:: EXERCISE DETAILS ::
The records that follow should be copied out exactly, pictures excluded.
(GIVEN ENTRIES begins)
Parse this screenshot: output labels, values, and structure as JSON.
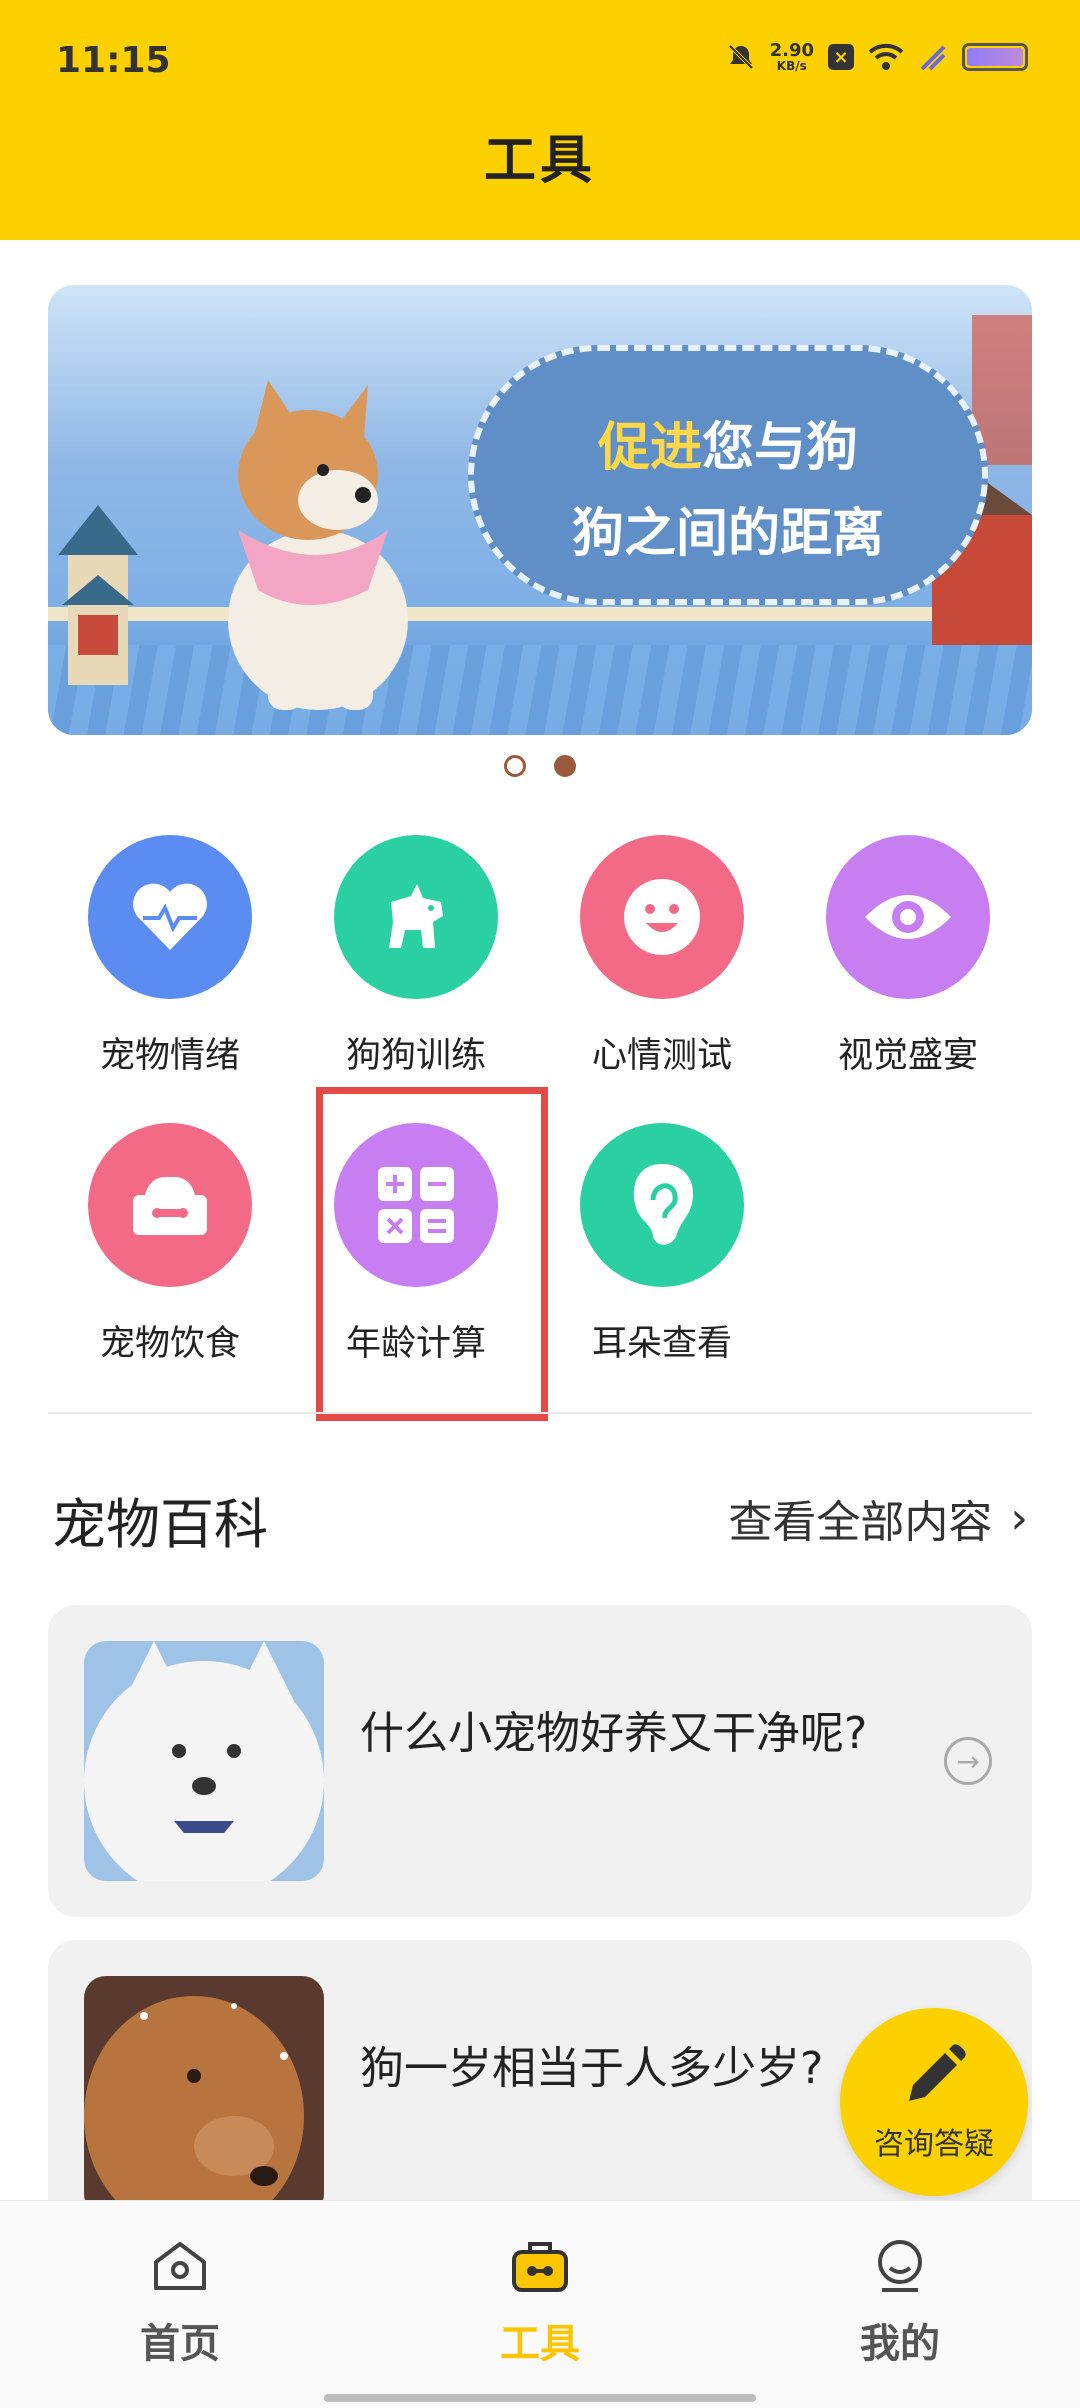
{
  "status_bar": {
    "time": "11:15",
    "net_speed_value": "2.90",
    "net_speed_unit": "KB/s"
  },
  "header": {
    "title": "工具"
  },
  "banner": {
    "text_highlight": "促进",
    "text_line1_rest": "您与狗",
    "text_line2": "狗之间的距离",
    "page_count": 2,
    "active_index": 1
  },
  "tools": [
    {
      "label": "宠物情绪",
      "icon": "heart-pulse-icon",
      "color": "#5b8cf2"
    },
    {
      "label": "狗狗训练",
      "icon": "dog-icon",
      "color": "#2ad0a2"
    },
    {
      "label": "心情测试",
      "icon": "smiley-icon",
      "color": "#f36a86"
    },
    {
      "label": "视觉盛宴",
      "icon": "eye-icon",
      "color": "#c67ef1"
    },
    {
      "label": "宠物饮食",
      "icon": "pet-bowl-icon",
      "color": "#f36a86"
    },
    {
      "label": "年龄计算",
      "icon": "calculator-icon",
      "color": "#c67ef1"
    },
    {
      "label": "耳朵查看",
      "icon": "ear-icon",
      "color": "#2ad0a2"
    }
  ],
  "section": {
    "title": "宠物百科",
    "more_label": "查看全部内容"
  },
  "articles": [
    {
      "title": "什么小宠物好养又干净呢?"
    },
    {
      "title": "狗一岁相当于人多少岁?"
    }
  ],
  "fab": {
    "label": "咨询答疑"
  },
  "bottom_nav": [
    {
      "label": "首页",
      "icon": "home-icon",
      "active": false
    },
    {
      "label": "工具",
      "icon": "toolbox-icon",
      "active": true
    },
    {
      "label": "我的",
      "icon": "profile-icon",
      "active": false
    }
  ],
  "colors": {
    "brand_yellow": "#fdd000",
    "active_nav": "#fdc400",
    "highlight_border": "#e44a48"
  }
}
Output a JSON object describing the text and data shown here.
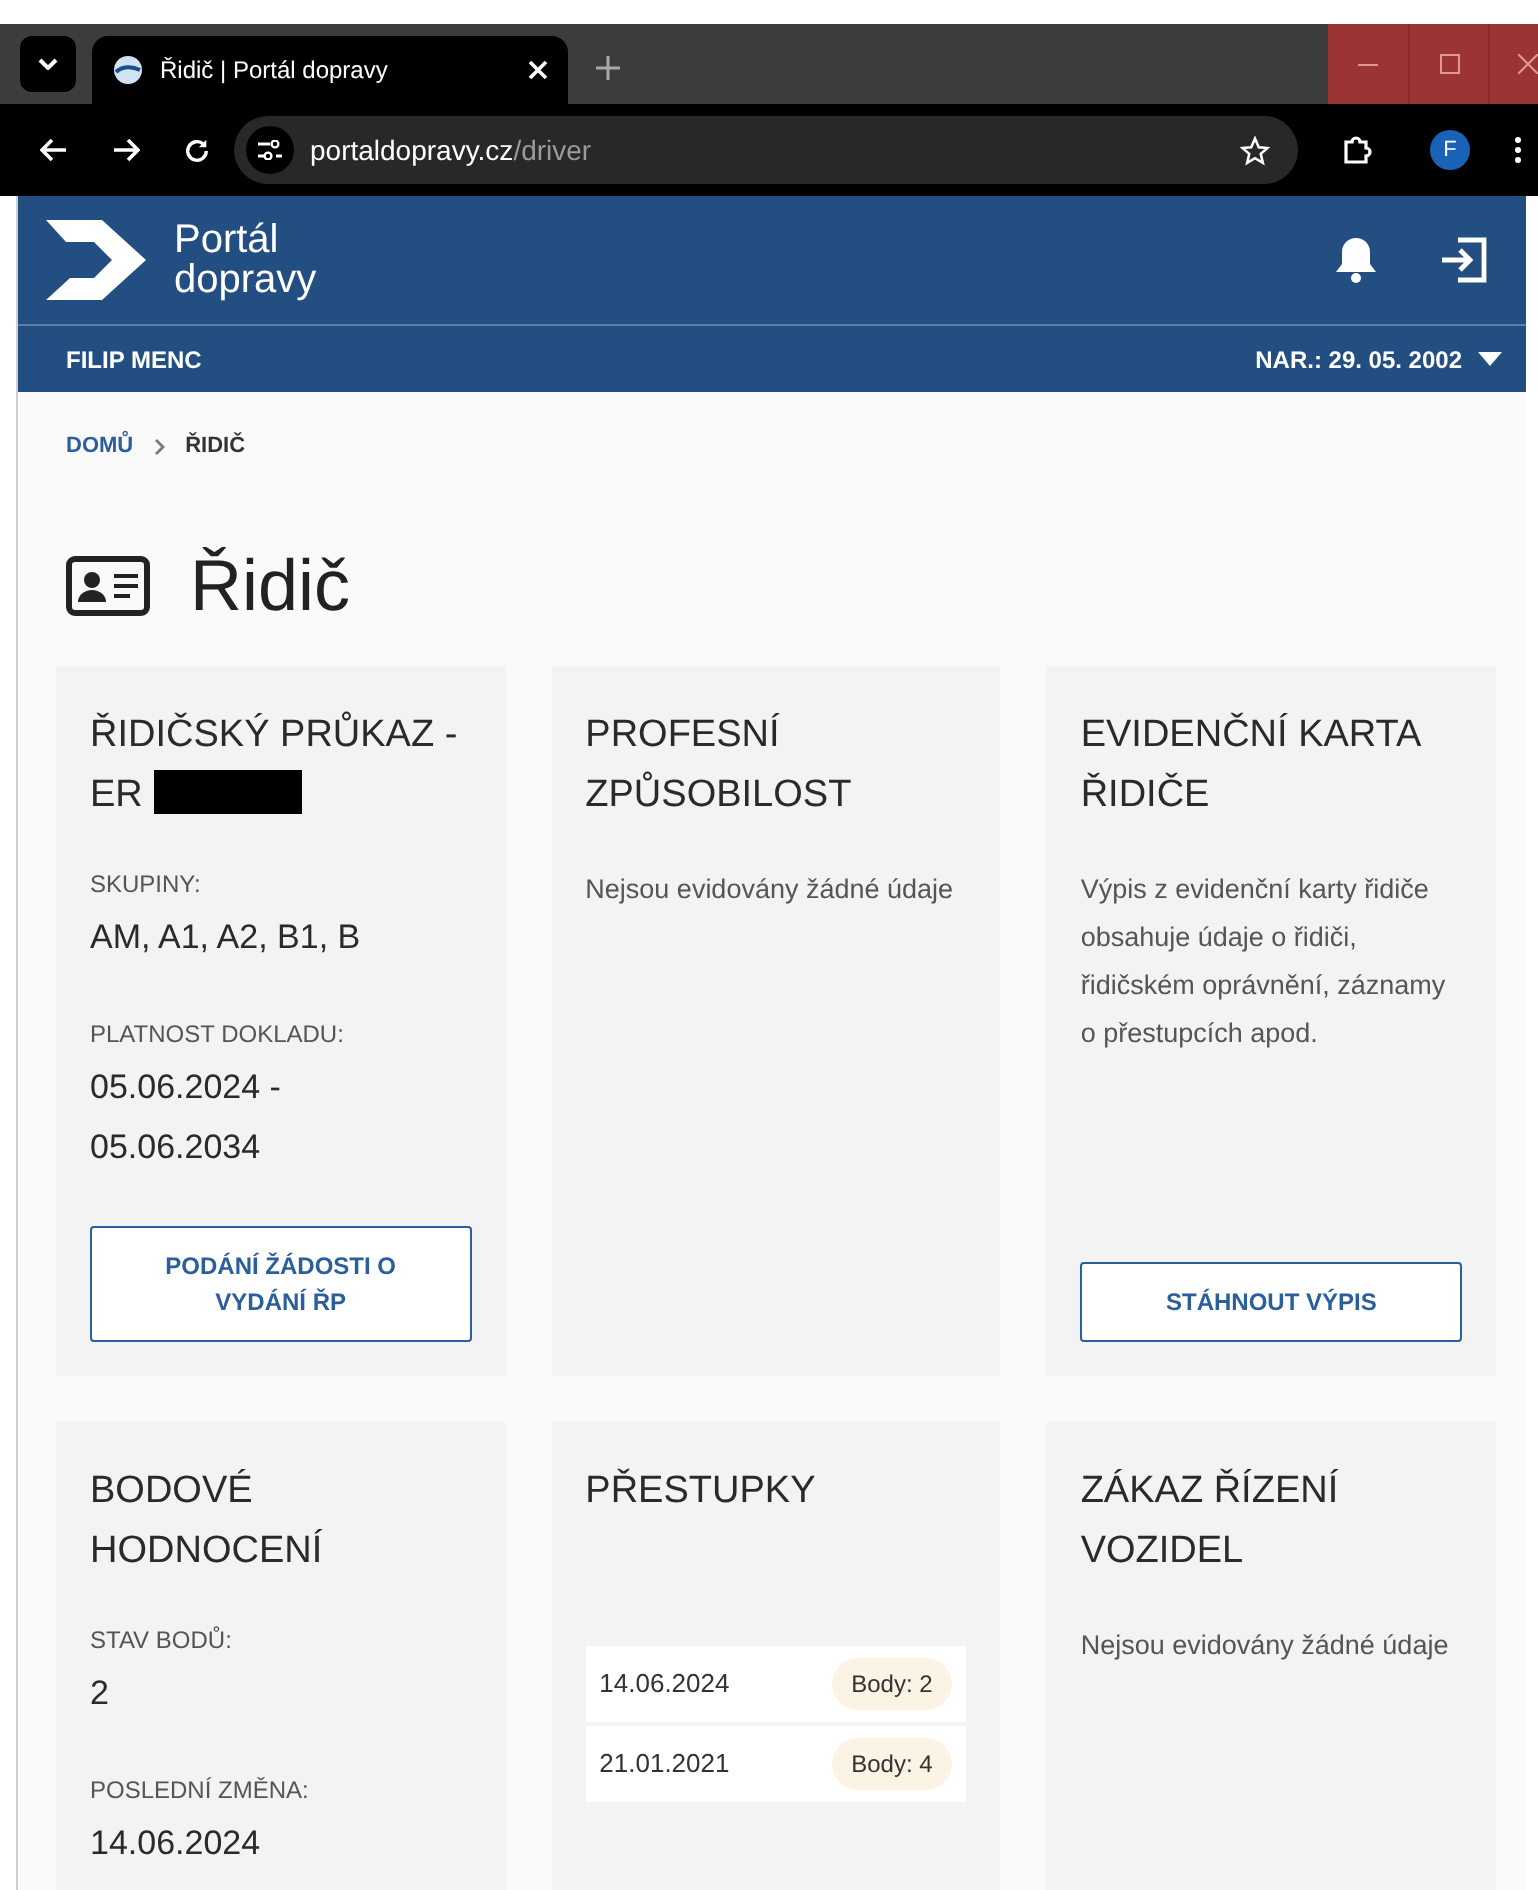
{
  "browser": {
    "tab_title": "Řidič | Portál dopravy",
    "url_host": "portaldopravy.cz",
    "url_path": "/driver",
    "profile_initial": "F"
  },
  "header": {
    "logo_line1": "Portál",
    "logo_line2": "dopravy",
    "user_name": "FILIP MENC",
    "birth_date": "NAR.: 29. 05. 2002"
  },
  "breadcrumb": [
    {
      "label": "DOMŮ",
      "current": false
    },
    {
      "label": "ŘIDIČ",
      "current": true
    }
  ],
  "page_title": "Řidič",
  "cards": [
    {
      "title": "ŘIDIČSKÝ PRŮKAZ - ER",
      "redacted": true,
      "blocks": [
        {
          "kind": "field",
          "label": "SKUPINY:",
          "value": "AM, A1, A2, B1, B"
        },
        {
          "kind": "field",
          "label": "PLATNOST DOKLADU:",
          "value": "05.06.2024 - 05.06.2034"
        },
        {
          "kind": "button",
          "label": "PODÁNÍ ŽÁDOSTI O VYDÁNÍ ŘP"
        }
      ]
    },
    {
      "title": "PROFESNÍ ZPŮSOBILOST",
      "redacted": false,
      "blocks": [
        {
          "kind": "paragraph",
          "text": "Nejsou evidovány žádné údaje"
        }
      ]
    },
    {
      "title": "EVIDENČNÍ KARTA ŘIDIČE",
      "redacted": false,
      "blocks": [
        {
          "kind": "paragraph",
          "text": "Výpis z evidenční karty řidiče obsahuje údaje o řidiči, řidičském oprávnění, záznamy o přestupcích apod."
        },
        {
          "kind": "button",
          "label": "STÁHNOUT VÝPIS"
        }
      ]
    },
    {
      "title": "BODOVÉ HODNOCENÍ",
      "redacted": false,
      "blocks": [
        {
          "kind": "field",
          "label": "STAV BODŮ:",
          "value": "2"
        },
        {
          "kind": "field",
          "label": "POSLEDNÍ ZMĚNA:",
          "value": "14.06.2024"
        }
      ]
    },
    {
      "title": "PŘESTUPKY",
      "redacted": false,
      "blocks": [
        {
          "kind": "list",
          "items": [
            {
              "date": "14.06.2024",
              "points": "Body: 2"
            },
            {
              "date": "21.01.2021",
              "points": "Body: 4"
            }
          ]
        }
      ]
    },
    {
      "title": "ZÁKAZ ŘÍZENÍ VOZIDEL",
      "redacted": false,
      "blocks": [
        {
          "kind": "paragraph",
          "text": "Nejsou evidovány žádné údaje"
        }
      ]
    }
  ]
}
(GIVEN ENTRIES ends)
:: EXERCISE ANSWER ::
Parse this screenshot: output labels, values, and structure as JSON.
{
  "status_bar": {
    "time": "11:15",
    "net_speed_value": "2.90",
    "net_speed_unit": "KB/s"
  },
  "header": {
    "title": "工具"
  },
  "banner": {
    "text_highlight": "促进",
    "text_line1_rest": "您与狗",
    "text_line2": "狗之间的距离",
    "page_count": 2,
    "active_index": 1
  },
  "tools": [
    {
      "label": "宠物情绪",
      "icon": "heart-pulse-icon",
      "color": "#5b8cf2"
    },
    {
      "label": "狗狗训练",
      "icon": "dog-icon",
      "color": "#2ad0a2"
    },
    {
      "label": "心情测试",
      "icon": "smiley-icon",
      "color": "#f36a86"
    },
    {
      "label": "视觉盛宴",
      "icon": "eye-icon",
      "color": "#c67ef1"
    },
    {
      "label": "宠物饮食",
      "icon": "pet-bowl-icon",
      "color": "#f36a86"
    },
    {
      "label": "年龄计算",
      "icon": "calculator-icon",
      "color": "#c67ef1"
    },
    {
      "label": "耳朵查看",
      "icon": "ear-icon",
      "color": "#2ad0a2"
    }
  ],
  "section": {
    "title": "宠物百科",
    "more_label": "查看全部内容"
  },
  "articles": [
    {
      "title": "什么小宠物好养又干净呢?"
    },
    {
      "title": "狗一岁相当于人多少岁?"
    }
  ],
  "fab": {
    "label": "咨询答疑"
  },
  "bottom_nav": [
    {
      "label": "首页",
      "icon": "home-icon",
      "active": false
    },
    {
      "label": "工具",
      "icon": "toolbox-icon",
      "active": true
    },
    {
      "label": "我的",
      "icon": "profile-icon",
      "active": false
    }
  ],
  "colors": {
    "brand_yellow": "#fdd000",
    "active_nav": "#fdc400",
    "highlight_border": "#e44a48"
  }
}
Output a JSON object describing the text and data shown here.
{
  "browser": {
    "tab_title": "Řidič | Portál dopravy",
    "url_host": "portaldopravy.cz",
    "url_path": "/driver",
    "profile_initial": "F"
  },
  "header": {
    "logo_line1": "Portál",
    "logo_line2": "dopravy",
    "user_name": "FILIP MENC",
    "birth_date": "NAR.: 29. 05. 2002"
  },
  "breadcrumb": [
    {
      "label": "DOMŮ",
      "current": false
    },
    {
      "label": "ŘIDIČ",
      "current": true
    }
  ],
  "page_title": "Řidič",
  "cards": [
    {
      "title": "ŘIDIČSKÝ PRŮKAZ - ER",
      "redacted": true,
      "blocks": [
        {
          "kind": "field",
          "label": "SKUPINY:",
          "value": "AM, A1, A2, B1, B"
        },
        {
          "kind": "field",
          "label": "PLATNOST DOKLADU:",
          "value": "05.06.2024 - 05.06.2034"
        },
        {
          "kind": "button",
          "label": "PODÁNÍ ŽÁDOSTI O VYDÁNÍ ŘP"
        }
      ]
    },
    {
      "title": "PROFESNÍ ZPŮSOBILOST",
      "redacted": false,
      "blocks": [
        {
          "kind": "paragraph",
          "text": "Nejsou evidovány žádné údaje"
        }
      ]
    },
    {
      "title": "EVIDENČNÍ KARTA ŘIDIČE",
      "redacted": false,
      "blocks": [
        {
          "kind": "paragraph",
          "text": "Výpis z evidenční karty řidiče obsahuje údaje o řidiči, řidičském oprávnění, záznamy o přestupcích apod."
        },
        {
          "kind": "button",
          "label": "STÁHNOUT VÝPIS"
        }
      ]
    },
    {
      "title": "BODOVÉ HODNOCENÍ",
      "redacted": false,
      "blocks": [
        {
          "kind": "field",
          "label": "STAV BODŮ:",
          "value": "2"
        },
        {
          "kind": "field",
          "label": "POSLEDNÍ ZMĚNA:",
          "value": "14.06.2024"
        }
      ]
    },
    {
      "title": "PŘESTUPKY",
      "redacted": false,
      "blocks": [
        {
          "kind": "list",
          "items": [
            {
              "date": "14.06.2024",
              "points": "Body: 2"
            },
            {
              "date": "21.01.2021",
              "points": "Body: 4"
            }
          ]
        }
      ]
    },
    {
      "title": "ZÁKAZ ŘÍZENÍ VOZIDEL",
      "redacted": false,
      "blocks": [
        {
          "kind": "paragraph",
          "text": "Nejsou evidovány žádné údaje"
        }
      ]
    }
  ]
}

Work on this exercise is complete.